The broadening trade war between the United States and China may neither deal a fatal blow to the global trade regime nor save ailing industries in the US, well-known economist Chang Ha-joon predicted Tuesday.
"The trade war (between the US and China) is currently fueling various kinds of tension and fanning a bad mood, but it's not a very big problem in terms of quantity," Chang, currently a reader in the Political Economy of Development at the University of Cambridge, said in a press conference.
"The US has said it will impose tariffs on Chinese exports worth $200.5 billion. It seems to be an enormous amount, but in fact it only accounts for about one hundredth of China's total exports, which stand at $2.27 trillion," the Korean-born economist pointed out.
Given that the US imposes a 10-percent tariff on $200.5 billion-worth of Chinese goods, the total amount of US tariffs on Chinese goods represents only a fraction of the global gross domestic product, at 0.03 percent, Chang said. "So in terms of quantity, it won't have an impact like upsetting the global trade."
Accusing Chinese exports of hurting US industries and eliminating American jobs, the Trump administration released on July 10 plans to impose 10 percent tariffs on $200 billion in Chinese goods, triggering global concerns about a deepening trade war between the two economic powerhouses. The plans are subject to a two-month review process.
Chang underlined that the root cause for Trump's growing protectionism stems from domestic conditions in the US: the country's fragile welfare system and social safety net for the jobless, including the dearth of labor unions, made American workers vulnerable to unfavorable domestic impact from global trade.
"In fact, the US reliance on trade accounts for only 15 percent while the corresponding figure for the Netherlands, for example, reaches 60 percent," he said, adding that the Netherlanders are far less susceptible to job losses as a result of free trade, mainly because of the state's welfare system.
"The US is only blaming China for what the country has itself caused internally because it doesn't want to resolve the issue internally by collecting more taxes from the rich and providing vocational education for the jobless," according to Chang. "The US is unable to survive (the global free trade regime) in this way and the so-called trade war, although it seems very raucous, will have far less impact than expected."
The economist also cited South Korea's weak welfare spending as the reason why the government is facing wild resistance from employers over its policy efforts to hike the legal minimum wage.
On Monday, President Moon Jae-in apologized for dropping his campaign promise to increase the minimum wage to 10,000 won ($8.88) per hour by 2020 in the face of strong opposition from employers.

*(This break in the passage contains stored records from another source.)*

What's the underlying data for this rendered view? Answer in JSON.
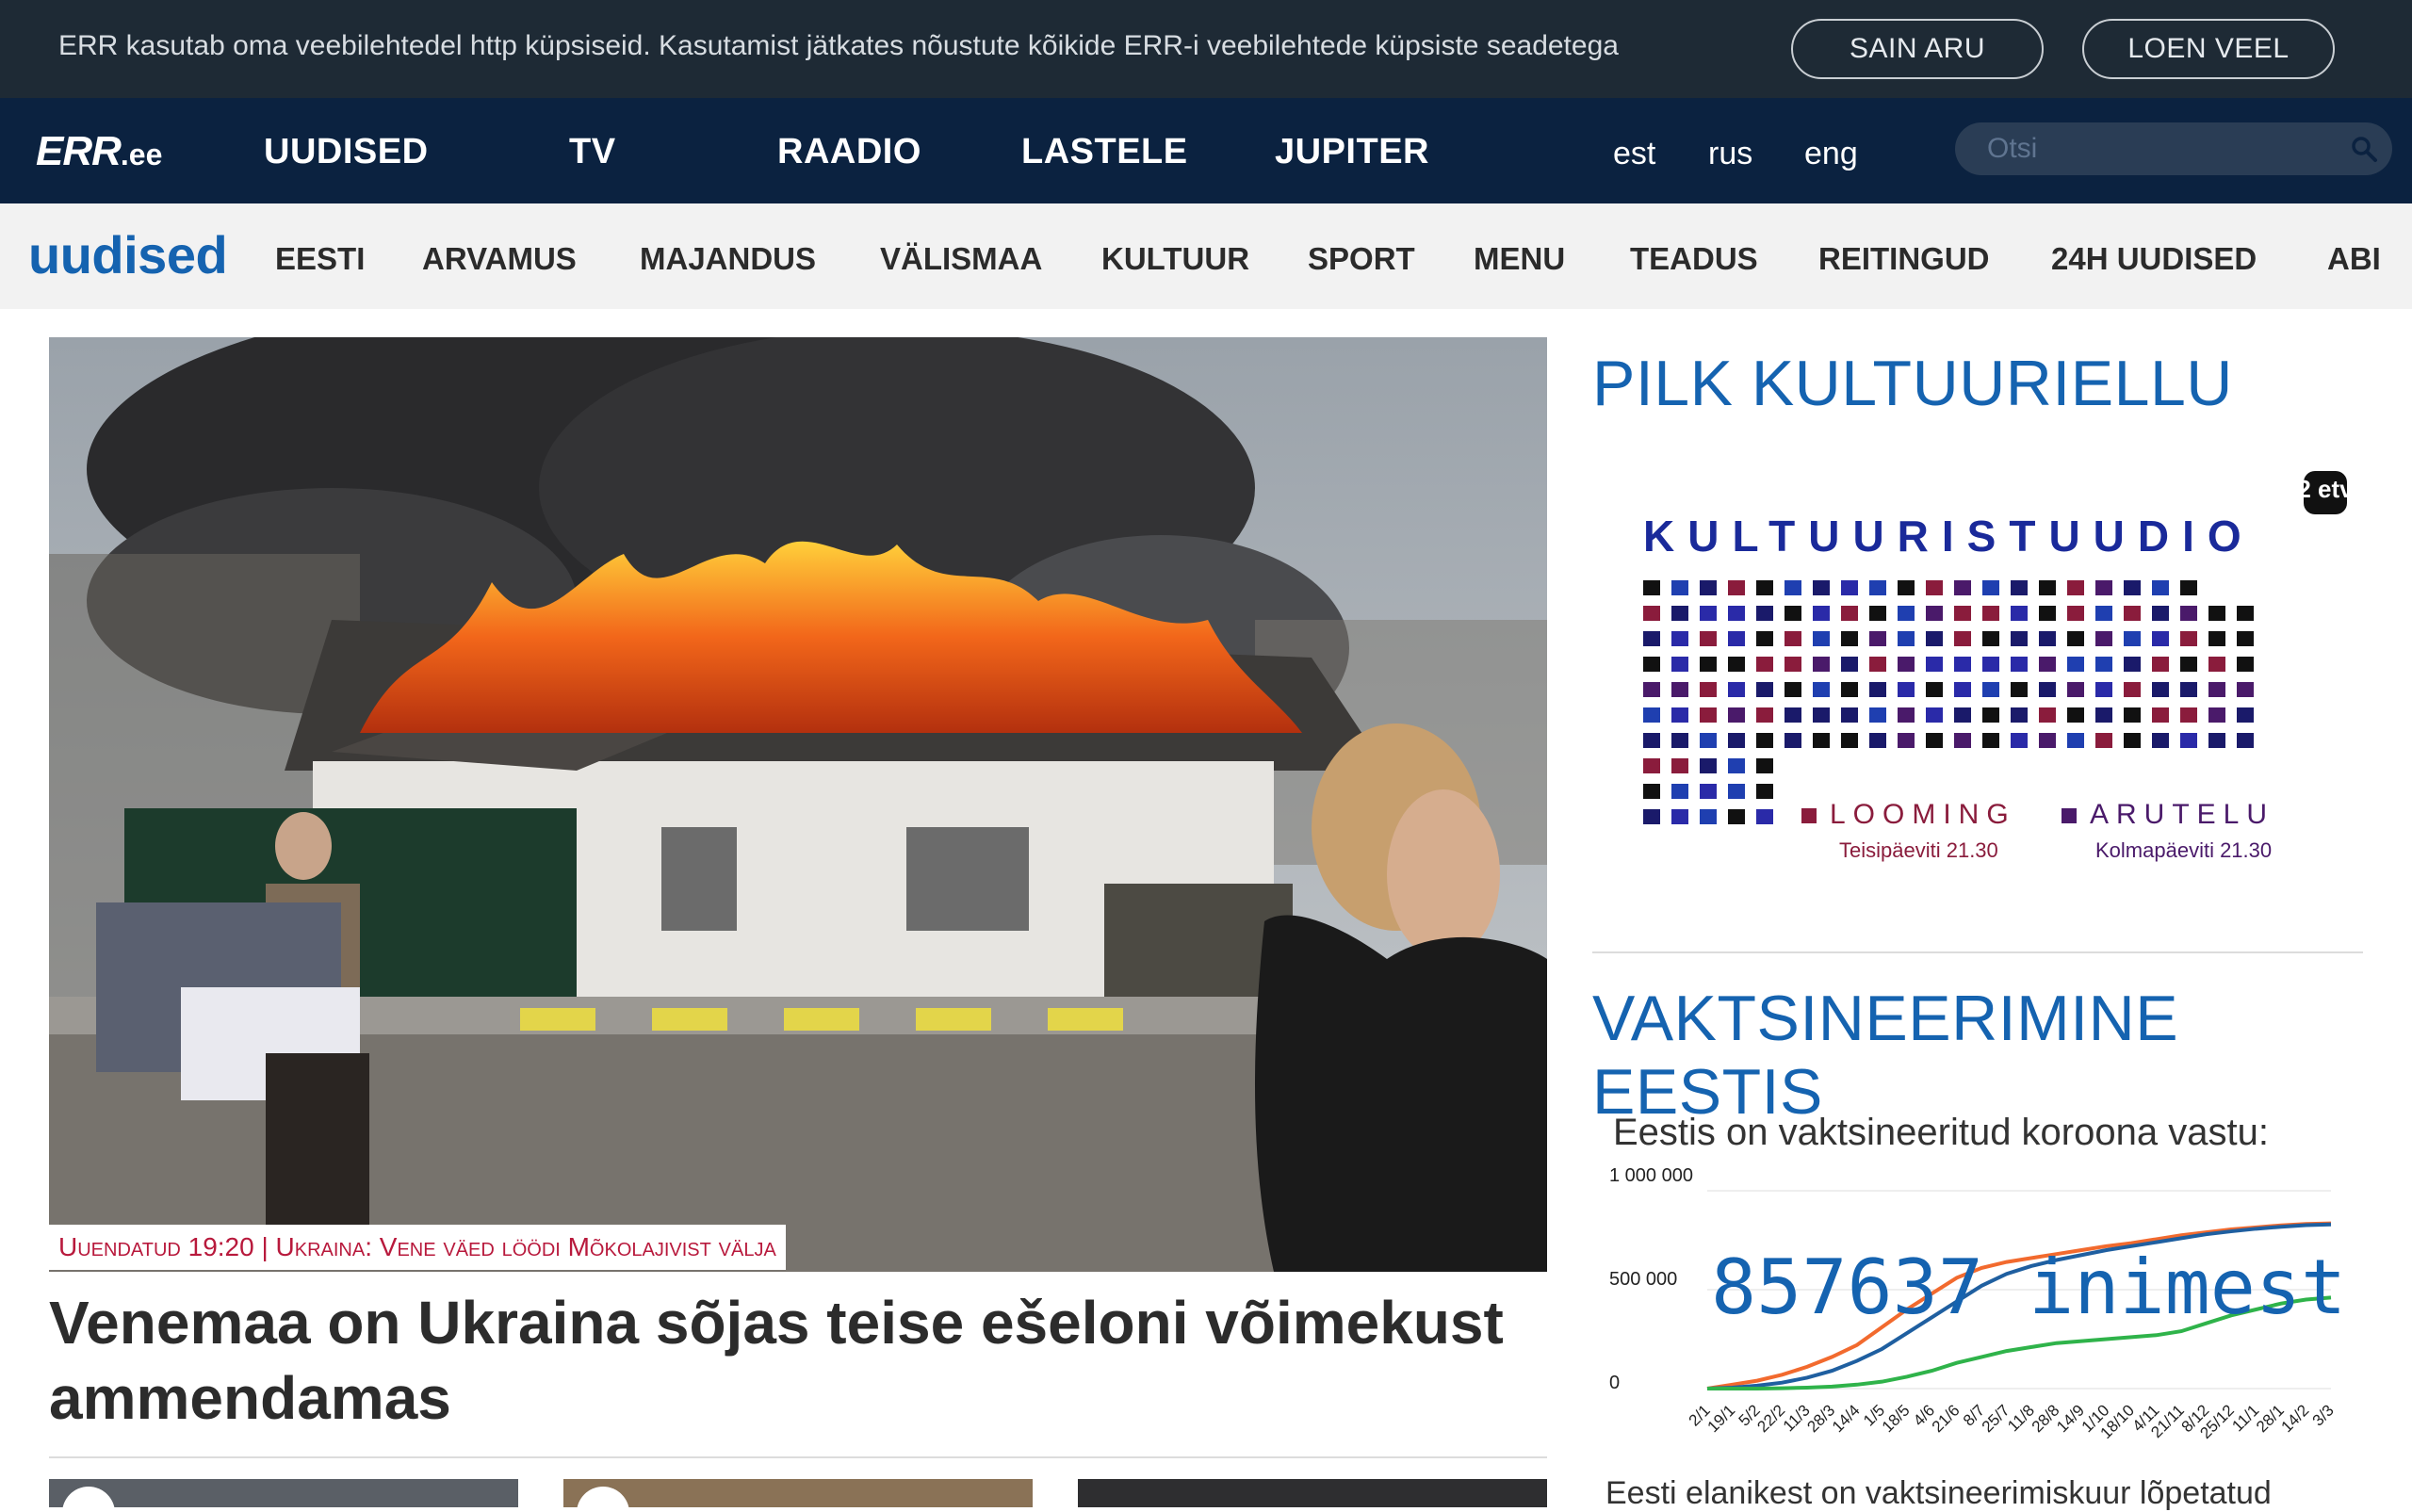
{
  "cookie": {
    "text": "ERR kasutab oma veebilehtedel http küpsiseid. Kasutamist jätkates nõustute kõikide ERR-i veebilehtede küpsiste seadetega",
    "agree_label": "SAIN ARU",
    "more_label": "LOEN VEEL"
  },
  "header": {
    "logo_main": "ERR",
    "logo_suffix": ".ee",
    "nav": [
      "UUDISED",
      "TV",
      "RAADIO",
      "LASTELE",
      "JUPITER"
    ],
    "languages": [
      "est",
      "rus",
      "eng"
    ],
    "search_placeholder": "Otsi"
  },
  "section": {
    "logo": "uudised",
    "items": [
      "EESTI",
      "ARVAMUS",
      "MAJANDUS",
      "VÄLISMAA",
      "KULTUUR",
      "SPORT",
      "MENU",
      "TEADUS",
      "REITINGUD",
      "24H UUDISED",
      "ABI"
    ]
  },
  "lead": {
    "caption": "Uuendatud 19:20 | Ukraina: Vene väed löödi Mõkolajivist välja",
    "headline": "Venemaa on Ukraina sõjas teise ešeloni võimekust ammendamas"
  },
  "sidebar": {
    "culture_title": "PILK KULTUURIELLU",
    "banner": {
      "channel": "2 etv",
      "title": "KULTUURISTUUDIO",
      "left_show": "LOOMING",
      "left_time": "Teisipäeviti 21.30",
      "right_show": "ARUTELU",
      "right_time": "Kolmapäeviti 21.30"
    },
    "vax_title": "VAKTSINEERIMINE EESTIS",
    "vax_subtitle": "Eestis on vaktsineeritud koroona vastu:",
    "vax_count": "857637 inimest",
    "vax_bottom": "Eesti elanikest on vaktsineerimiskuur lõpetatud"
  },
  "chart_data": {
    "type": "line",
    "ylim": [
      0,
      1000000
    ],
    "y_ticks": [
      "1 000 000",
      "500 000",
      "0"
    ],
    "x_ticks": [
      "2/1",
      "19/1",
      "5/2",
      "22/2",
      "11/3",
      "28/3",
      "14/4",
      "1/5",
      "18/5",
      "4/6",
      "21/6",
      "8/7",
      "25/7",
      "11/8",
      "28/8",
      "14/9",
      "1/10",
      "18/10",
      "4/11",
      "21/11",
      "8/12",
      "25/12",
      "11/1",
      "28/1",
      "14/2",
      "3/3"
    ],
    "series": [
      {
        "values": [
          0,
          20000,
          40000,
          70000,
          110000,
          160000,
          220000,
          310000,
          400000,
          480000,
          560000,
          610000,
          640000,
          660000,
          680000,
          700000,
          720000,
          735000,
          755000,
          775000,
          790000,
          805000,
          815000,
          825000,
          832000,
          835000
        ],
        "color": "#f26a2e"
      },
      {
        "values": [
          0,
          5000,
          15000,
          30000,
          55000,
          90000,
          140000,
          200000,
          280000,
          360000,
          440000,
          520000,
          580000,
          620000,
          650000,
          675000,
          700000,
          720000,
          740000,
          760000,
          780000,
          795000,
          808000,
          818000,
          826000,
          830000
        ],
        "color": "#1f5fa0"
      },
      {
        "values": [
          0,
          0,
          0,
          2000,
          5000,
          10000,
          20000,
          35000,
          60000,
          90000,
          130000,
          160000,
          190000,
          210000,
          230000,
          240000,
          250000,
          260000,
          270000,
          290000,
          330000,
          370000,
          400000,
          430000,
          450000,
          460000
        ],
        "color": "#2fb34a"
      }
    ]
  }
}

About 25 percent of South Koreans are self-employed, while the average proportion for advanced economies stands at about 12 percent, a result attributable to the country's low welfare spending of only 10 percent of GDP, he said.
"Without welfare systems to support them, those self-employed people are driven to open their own businesses (after being laid off) and now find themselves unable to afford to pay the minimum wage," he noted.
"In order to solve the problem, I think South Korea needs to adopt a structural reform of its social welfare system."
This month, the local publisher Bookie released a special edition of Chang's 2007 book "Bad Samaritans," marking the 10th year since the book was blacklisted by the defense ministry.
In 2008, the Ministry of National Defense under the then President Lee Myung-bak, put Chang's book and 22 other publications on a list of books forbidden inside the barracks.
"Bad Samaritans," which warns against the then-popular neoliberalism and an unrestrained global free trade regime, was labeled by the ministry as anti-government and anti-American.
"We need to pose a fundamental question about neoliberalism and globalism in order to understand how the neoliberal policy line we have followed over the past 20 years has made our lives difficult," Chang said. "The publication of this special edition was designed to offer an opportunity to pose the question." (Yonhap)